• _Task_:
Print all the entries verbatim.

-- Provided information follows --

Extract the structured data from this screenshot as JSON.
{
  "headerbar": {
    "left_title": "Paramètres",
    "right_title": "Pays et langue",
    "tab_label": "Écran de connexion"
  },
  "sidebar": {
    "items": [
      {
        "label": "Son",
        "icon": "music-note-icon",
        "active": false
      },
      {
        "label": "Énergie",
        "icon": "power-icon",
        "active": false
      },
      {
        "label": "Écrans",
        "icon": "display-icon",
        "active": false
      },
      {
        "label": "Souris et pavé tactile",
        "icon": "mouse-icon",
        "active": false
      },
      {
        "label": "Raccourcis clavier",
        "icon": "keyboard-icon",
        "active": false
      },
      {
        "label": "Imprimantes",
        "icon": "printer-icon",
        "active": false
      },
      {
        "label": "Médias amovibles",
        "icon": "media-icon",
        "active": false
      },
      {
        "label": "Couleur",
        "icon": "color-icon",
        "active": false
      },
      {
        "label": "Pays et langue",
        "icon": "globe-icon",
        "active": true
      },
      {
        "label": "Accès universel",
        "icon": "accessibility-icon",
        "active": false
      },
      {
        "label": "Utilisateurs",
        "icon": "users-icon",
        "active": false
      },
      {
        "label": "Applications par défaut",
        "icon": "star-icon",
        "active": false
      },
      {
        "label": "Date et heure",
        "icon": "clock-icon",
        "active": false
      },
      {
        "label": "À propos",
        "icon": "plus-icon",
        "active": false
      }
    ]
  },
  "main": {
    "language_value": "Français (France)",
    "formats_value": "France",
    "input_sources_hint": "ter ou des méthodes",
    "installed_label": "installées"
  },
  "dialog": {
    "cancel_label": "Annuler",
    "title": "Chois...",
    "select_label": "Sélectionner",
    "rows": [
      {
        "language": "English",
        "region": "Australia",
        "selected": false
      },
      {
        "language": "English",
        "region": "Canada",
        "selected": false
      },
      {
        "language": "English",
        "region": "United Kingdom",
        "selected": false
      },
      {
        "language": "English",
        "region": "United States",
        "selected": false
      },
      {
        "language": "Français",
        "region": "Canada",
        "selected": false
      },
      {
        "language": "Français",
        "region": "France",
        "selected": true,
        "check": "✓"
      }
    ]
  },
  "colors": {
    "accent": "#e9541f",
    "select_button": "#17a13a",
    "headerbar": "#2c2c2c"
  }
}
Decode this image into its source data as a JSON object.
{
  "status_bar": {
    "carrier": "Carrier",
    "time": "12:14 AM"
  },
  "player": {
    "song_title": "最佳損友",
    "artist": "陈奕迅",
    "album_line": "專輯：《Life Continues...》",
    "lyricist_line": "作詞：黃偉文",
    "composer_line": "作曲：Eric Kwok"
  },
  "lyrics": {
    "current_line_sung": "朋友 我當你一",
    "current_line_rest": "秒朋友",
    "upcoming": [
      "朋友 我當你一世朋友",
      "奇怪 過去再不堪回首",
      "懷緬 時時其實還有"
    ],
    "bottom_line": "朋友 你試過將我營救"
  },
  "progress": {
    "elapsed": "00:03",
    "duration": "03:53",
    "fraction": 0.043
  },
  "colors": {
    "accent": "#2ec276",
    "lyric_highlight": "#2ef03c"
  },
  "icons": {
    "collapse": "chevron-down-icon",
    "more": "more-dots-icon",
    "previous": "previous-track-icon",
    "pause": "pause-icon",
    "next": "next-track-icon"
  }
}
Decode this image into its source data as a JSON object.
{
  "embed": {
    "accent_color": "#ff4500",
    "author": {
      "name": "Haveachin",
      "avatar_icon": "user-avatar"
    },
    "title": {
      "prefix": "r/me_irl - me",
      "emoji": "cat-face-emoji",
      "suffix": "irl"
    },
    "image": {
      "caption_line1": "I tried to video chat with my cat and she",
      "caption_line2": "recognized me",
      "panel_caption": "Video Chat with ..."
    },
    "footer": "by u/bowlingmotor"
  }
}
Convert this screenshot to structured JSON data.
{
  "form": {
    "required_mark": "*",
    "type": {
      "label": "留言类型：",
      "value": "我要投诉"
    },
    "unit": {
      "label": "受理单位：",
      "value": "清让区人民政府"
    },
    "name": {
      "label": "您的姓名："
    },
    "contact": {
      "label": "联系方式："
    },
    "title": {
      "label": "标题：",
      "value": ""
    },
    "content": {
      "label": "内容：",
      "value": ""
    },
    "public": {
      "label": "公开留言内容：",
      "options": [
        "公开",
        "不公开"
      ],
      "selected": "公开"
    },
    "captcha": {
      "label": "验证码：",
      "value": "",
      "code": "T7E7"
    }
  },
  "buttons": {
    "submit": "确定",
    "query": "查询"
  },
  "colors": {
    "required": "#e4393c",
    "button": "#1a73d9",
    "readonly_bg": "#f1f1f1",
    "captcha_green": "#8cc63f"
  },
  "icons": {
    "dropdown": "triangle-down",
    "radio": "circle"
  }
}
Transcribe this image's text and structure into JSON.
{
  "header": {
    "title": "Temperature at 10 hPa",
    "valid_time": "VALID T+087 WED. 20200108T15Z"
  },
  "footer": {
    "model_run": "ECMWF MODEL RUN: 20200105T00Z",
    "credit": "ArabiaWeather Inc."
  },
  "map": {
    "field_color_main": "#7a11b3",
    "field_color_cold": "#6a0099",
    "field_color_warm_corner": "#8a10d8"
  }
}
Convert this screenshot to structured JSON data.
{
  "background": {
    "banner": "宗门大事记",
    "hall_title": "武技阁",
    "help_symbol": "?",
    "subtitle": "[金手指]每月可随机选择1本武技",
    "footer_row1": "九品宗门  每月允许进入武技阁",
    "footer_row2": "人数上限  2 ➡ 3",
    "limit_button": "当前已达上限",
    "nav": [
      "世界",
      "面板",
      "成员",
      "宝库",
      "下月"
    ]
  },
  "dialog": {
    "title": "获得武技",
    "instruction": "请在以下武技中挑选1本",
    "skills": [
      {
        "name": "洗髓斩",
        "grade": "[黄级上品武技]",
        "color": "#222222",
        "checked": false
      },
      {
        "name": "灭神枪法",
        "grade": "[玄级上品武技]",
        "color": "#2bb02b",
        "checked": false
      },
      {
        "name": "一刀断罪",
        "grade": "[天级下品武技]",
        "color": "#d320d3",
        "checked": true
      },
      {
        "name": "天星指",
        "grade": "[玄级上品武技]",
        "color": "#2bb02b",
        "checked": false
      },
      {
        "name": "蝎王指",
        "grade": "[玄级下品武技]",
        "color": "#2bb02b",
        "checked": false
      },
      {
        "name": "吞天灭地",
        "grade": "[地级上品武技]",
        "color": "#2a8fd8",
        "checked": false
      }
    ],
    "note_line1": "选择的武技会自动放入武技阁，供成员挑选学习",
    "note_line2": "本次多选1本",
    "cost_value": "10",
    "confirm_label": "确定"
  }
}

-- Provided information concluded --

• _Result of the task_:
Extract the structured data from this screenshot as JSON.
{
  "headerbar": {
    "left_title": "Paramètres",
    "right_title": "Pays et langue",
    "tab_label": "Écran de connexion"
  },
  "sidebar": {
    "items": [
      {
        "label": "Son",
        "icon": "music-note-icon",
        "active": false
      },
      {
        "label": "Énergie",
        "icon": "power-icon",
        "active": false
      },
      {
        "label": "Écrans",
        "icon": "display-icon",
        "active": false
      },
      {
        "label": "Souris et pavé tactile",
        "icon": "mouse-icon",
        "active": false
      },
      {
        "label": "Raccourcis clavier",
        "icon": "keyboard-icon",
        "active": false
      },
      {
        "label": "Imprimantes",
        "icon": "printer-icon",
        "active": false
      },
      {
        "label": "Médias amovibles",
        "icon": "media-icon",
        "active": false
      },
      {
        "label": "Couleur",
        "icon": "color-icon",
        "active": false
      },
      {
        "label": "Pays et langue",
        "icon": "globe-icon",
        "active": true
      },
      {
        "label": "Accès universel",
        "icon": "accessibility-icon",
        "active": false
      },
      {
        "label": "Utilisateurs",
        "icon": "users-icon",
        "active": false
      },
      {
        "label": "Applications par défaut",
        "icon": "star-icon",
        "active": false
      },
      {
        "label": "Date et heure",
        "icon": "clock-icon",
        "active": false
      },
      {
        "label": "À propos",
        "icon": "plus-icon",
        "active": false
      }
    ]
  },
  "main": {
    "language_value": "Français (France)",
    "formats_value": "France",
    "input_sources_hint": "ter ou des méthodes",
    "installed_label": "installées"
  },
  "dialog": {
    "cancel_label": "Annuler",
    "title": "Chois...",
    "select_label": "Sélectionner",
    "rows": [
      {
        "language": "English",
        "region": "Australia",
        "selected": false
      },
      {
        "language": "English",
        "region": "Canada",
        "selected": false
      },
      {
        "language": "English",
        "region": "United Kingdom",
        "selected": false
      },
      {
        "language": "English",
        "region": "United States",
        "selected": false
      },
      {
        "language": "Français",
        "region": "Canada",
        "selected": false
      },
      {
        "language": "Français",
        "region": "France",
        "selected": true,
        "check": "✓"
      }
    ]
  },
  "colors": {
    "accent": "#e9541f",
    "select_button": "#17a13a",
    "headerbar": "#2c2c2c"
  }
}
Decode this image into its source data as a JSON object.
{
  "status_bar": {
    "carrier": "Carrier",
    "time": "12:14 AM"
  },
  "player": {
    "song_title": "最佳損友",
    "artist": "陈奕迅",
    "album_line": "專輯：《Life Continues...》",
    "lyricist_line": "作詞：黃偉文",
    "composer_line": "作曲：Eric Kwok"
  },
  "lyrics": {
    "current_line_sung": "朋友 我當你一",
    "current_line_rest": "秒朋友",
    "upcoming": [
      "朋友 我當你一世朋友",
      "奇怪 過去再不堪回首",
      "懷緬 時時其實還有"
    ],
    "bottom_line": "朋友 你試過將我營救"
  },
  "progress": {
    "elapsed": "00:03",
    "duration": "03:53",
    "fraction": 0.043
  },
  "colors": {
    "accent": "#2ec276",
    "lyric_highlight": "#2ef03c"
  },
  "icons": {
    "collapse": "chevron-down-icon",
    "more": "more-dots-icon",
    "previous": "previous-track-icon",
    "pause": "pause-icon",
    "next": "next-track-icon"
  }
}
Decode this image into its source data as a JSON object.
{
  "embed": {
    "accent_color": "#ff4500",
    "author": {
      "name": "Haveachin",
      "avatar_icon": "user-avatar"
    },
    "title": {
      "prefix": "r/me_irl - me",
      "emoji": "cat-face-emoji",
      "suffix": "irl"
    },
    "image": {
      "caption_line1": "I tried to video chat with my cat and she",
      "caption_line2": "recognized me",
      "panel_caption": "Video Chat with ..."
    },
    "footer": "by u/bowlingmotor"
  }
}
Convert this screenshot to structured JSON data.
{
  "form": {
    "required_mark": "*",
    "type": {
      "label": "留言类型：",
      "value": "我要投诉"
    },
    "unit": {
      "label": "受理单位：",
      "value": "清让区人民政府"
    },
    "name": {
      "label": "您的姓名："
    },
    "contact": {
      "label": "联系方式："
    },
    "title": {
      "label": "标题：",
      "value": ""
    },
    "content": {
      "label": "内容：",
      "value": ""
    },
    "public": {
      "label": "公开留言内容：",
      "options": [
        "公开",
        "不公开"
      ],
      "selected": "公开"
    },
    "captcha": {
      "label": "验证码：",
      "value": "",
      "code": "T7E7"
    }
  },
  "buttons": {
    "submit": "确定",
    "query": "查询"
  },
  "colors": {
    "required": "#e4393c",
    "button": "#1a73d9",
    "readonly_bg": "#f1f1f1",
    "captcha_green": "#8cc63f"
  },
  "icons": {
    "dropdown": "triangle-down",
    "radio": "circle"
  }
}
Transcribe this image's text and structure into JSON.
{
  "header": {
    "title": "Temperature at 10 hPa",
    "valid_time": "VALID T+087 WED. 20200108T15Z"
  },
  "footer": {
    "model_run": "ECMWF MODEL RUN: 20200105T00Z",
    "credit": "ArabiaWeather Inc."
  },
  "map": {
    "field_color_main": "#7a11b3",
    "field_color_cold": "#6a0099",
    "field_color_warm_corner": "#8a10d8"
  }
}
Convert this screenshot to structured JSON data.
{
  "background": {
    "banner": "宗门大事记",
    "hall_title": "武技阁",
    "help_symbol": "?",
    "subtitle": "[金手指]每月可随机选择1本武技",
    "footer_row1": "九品宗门  每月允许进入武技阁",
    "footer_row2": "人数上限  2 ➡ 3",
    "limit_button": "当前已达上限",
    "nav": [
      "世界",
      "面板",
      "成员",
      "宝库",
      "下月"
    ]
  },
  "dialog": {
    "title": "获得武技",
    "instruction": "请在以下武技中挑选1本",
    "skills": [
      {
        "name": "洗髓斩",
        "grade": "[黄级上品武技]",
        "color": "#222222",
        "checked": false
      },
      {
        "name": "灭神枪法",
        "grade": "[玄级上品武技]",
        "color": "#2bb02b",
        "checked": false
      },
      {
        "name": "一刀断罪",
        "grade": "[天级下品武技]",
        "color": "#d320d3",
        "checked": true
      },
      {
        "name": "天星指",
        "grade": "[玄级上品武技]",
        "color": "#2bb02b",
        "checked": false
      },
      {
        "name": "蝎王指",
        "grade": "[玄级下品武技]",
        "color": "#2bb02b",
        "checked": false
      },
      {
        "name": "吞天灭地",
        "grade": "[地级上品武技]",
        "color": "#2a8fd8",
        "checked": false
      }
    ],
    "note_line1": "选择的武技会自动放入武技阁，供成员挑选学习",
    "note_line2": "本次多选1本",
    "cost_value": "10",
    "confirm_label": "确定"
  }
}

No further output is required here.